--- Provided entries ---

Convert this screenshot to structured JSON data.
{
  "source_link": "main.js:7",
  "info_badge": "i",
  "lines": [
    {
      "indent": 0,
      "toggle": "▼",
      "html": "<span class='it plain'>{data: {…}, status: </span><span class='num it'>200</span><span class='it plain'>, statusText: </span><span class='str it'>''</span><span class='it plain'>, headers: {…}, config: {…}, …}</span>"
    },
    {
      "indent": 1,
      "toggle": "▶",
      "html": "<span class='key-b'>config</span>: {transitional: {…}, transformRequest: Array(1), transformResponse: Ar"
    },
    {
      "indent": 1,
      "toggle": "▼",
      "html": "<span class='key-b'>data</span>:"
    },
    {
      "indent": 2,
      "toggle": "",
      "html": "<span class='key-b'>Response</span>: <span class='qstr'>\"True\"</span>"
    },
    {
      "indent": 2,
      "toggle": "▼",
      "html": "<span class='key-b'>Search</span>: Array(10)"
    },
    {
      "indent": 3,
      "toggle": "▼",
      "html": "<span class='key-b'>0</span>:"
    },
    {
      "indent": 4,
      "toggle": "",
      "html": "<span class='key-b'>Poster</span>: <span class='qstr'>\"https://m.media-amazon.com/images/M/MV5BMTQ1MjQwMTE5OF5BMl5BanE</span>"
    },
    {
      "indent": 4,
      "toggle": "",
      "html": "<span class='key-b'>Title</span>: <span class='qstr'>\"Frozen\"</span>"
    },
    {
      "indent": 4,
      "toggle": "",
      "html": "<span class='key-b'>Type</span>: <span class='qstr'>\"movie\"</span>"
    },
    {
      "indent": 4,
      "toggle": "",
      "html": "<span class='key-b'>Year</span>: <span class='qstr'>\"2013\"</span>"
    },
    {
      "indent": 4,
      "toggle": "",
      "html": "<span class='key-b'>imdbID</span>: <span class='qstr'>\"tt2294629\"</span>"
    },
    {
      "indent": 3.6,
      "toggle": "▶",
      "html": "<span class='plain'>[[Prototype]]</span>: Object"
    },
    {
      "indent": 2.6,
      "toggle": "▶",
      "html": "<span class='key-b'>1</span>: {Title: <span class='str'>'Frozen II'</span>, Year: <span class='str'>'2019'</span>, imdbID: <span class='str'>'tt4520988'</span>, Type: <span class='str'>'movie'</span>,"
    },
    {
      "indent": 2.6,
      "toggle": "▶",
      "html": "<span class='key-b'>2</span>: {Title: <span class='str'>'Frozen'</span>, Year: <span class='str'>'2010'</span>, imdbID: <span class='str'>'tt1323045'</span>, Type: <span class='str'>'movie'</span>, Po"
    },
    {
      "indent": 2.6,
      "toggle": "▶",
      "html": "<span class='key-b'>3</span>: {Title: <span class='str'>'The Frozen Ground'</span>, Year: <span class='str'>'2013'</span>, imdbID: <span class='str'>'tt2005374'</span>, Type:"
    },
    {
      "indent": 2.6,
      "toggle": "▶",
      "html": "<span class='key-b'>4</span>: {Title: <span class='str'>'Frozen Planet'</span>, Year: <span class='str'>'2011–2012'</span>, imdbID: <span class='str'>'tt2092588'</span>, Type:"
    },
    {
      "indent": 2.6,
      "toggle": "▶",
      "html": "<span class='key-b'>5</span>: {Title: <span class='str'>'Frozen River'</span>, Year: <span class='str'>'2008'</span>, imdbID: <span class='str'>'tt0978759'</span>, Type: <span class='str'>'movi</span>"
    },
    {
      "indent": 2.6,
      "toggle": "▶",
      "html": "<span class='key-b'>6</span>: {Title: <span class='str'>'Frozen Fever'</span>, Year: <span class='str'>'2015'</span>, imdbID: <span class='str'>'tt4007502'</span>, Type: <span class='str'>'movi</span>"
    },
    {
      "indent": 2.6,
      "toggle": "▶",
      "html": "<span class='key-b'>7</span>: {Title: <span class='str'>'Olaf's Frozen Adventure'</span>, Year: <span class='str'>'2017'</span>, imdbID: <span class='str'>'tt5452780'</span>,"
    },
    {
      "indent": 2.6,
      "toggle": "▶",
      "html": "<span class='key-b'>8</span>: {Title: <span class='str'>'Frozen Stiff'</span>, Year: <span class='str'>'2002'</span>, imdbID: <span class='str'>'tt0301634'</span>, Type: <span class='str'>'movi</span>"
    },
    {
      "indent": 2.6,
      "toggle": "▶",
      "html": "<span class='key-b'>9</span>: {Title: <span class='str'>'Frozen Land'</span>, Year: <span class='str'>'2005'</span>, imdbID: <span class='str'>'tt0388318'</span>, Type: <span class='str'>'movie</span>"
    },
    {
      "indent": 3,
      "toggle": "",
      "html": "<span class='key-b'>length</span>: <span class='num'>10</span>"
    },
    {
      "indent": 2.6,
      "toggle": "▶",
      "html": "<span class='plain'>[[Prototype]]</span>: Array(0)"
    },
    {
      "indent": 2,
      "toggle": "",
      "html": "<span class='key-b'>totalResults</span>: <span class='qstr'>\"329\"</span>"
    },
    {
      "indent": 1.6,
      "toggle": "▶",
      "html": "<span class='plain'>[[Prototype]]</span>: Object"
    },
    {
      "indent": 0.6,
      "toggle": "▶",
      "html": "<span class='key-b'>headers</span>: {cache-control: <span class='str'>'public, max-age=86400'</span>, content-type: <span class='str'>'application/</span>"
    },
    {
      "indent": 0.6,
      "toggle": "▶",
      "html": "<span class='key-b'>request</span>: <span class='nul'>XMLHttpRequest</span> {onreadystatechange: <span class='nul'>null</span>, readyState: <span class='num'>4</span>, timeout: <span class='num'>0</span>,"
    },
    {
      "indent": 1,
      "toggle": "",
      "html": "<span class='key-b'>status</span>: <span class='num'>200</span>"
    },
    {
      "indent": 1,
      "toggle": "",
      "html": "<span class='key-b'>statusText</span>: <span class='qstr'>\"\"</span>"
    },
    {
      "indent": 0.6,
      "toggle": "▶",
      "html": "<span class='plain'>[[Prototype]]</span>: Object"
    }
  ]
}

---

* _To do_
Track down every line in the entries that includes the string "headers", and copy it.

* _Finished exercise_
      "html": "<span class='it plain'>{data: {…}, status: </span><span class='num it'>200</span><span class='it plain'>, statusText: </span><span class='str it'>''</span><span class='it plain'>, headers: {…}, config: {…}, …}</span>"
      "html": "<span class='key-b'>headers</span>: {cache-control: <span class='str'>'public, max-age=86400'</span>, content-type: <span class='str'>'application/</span>"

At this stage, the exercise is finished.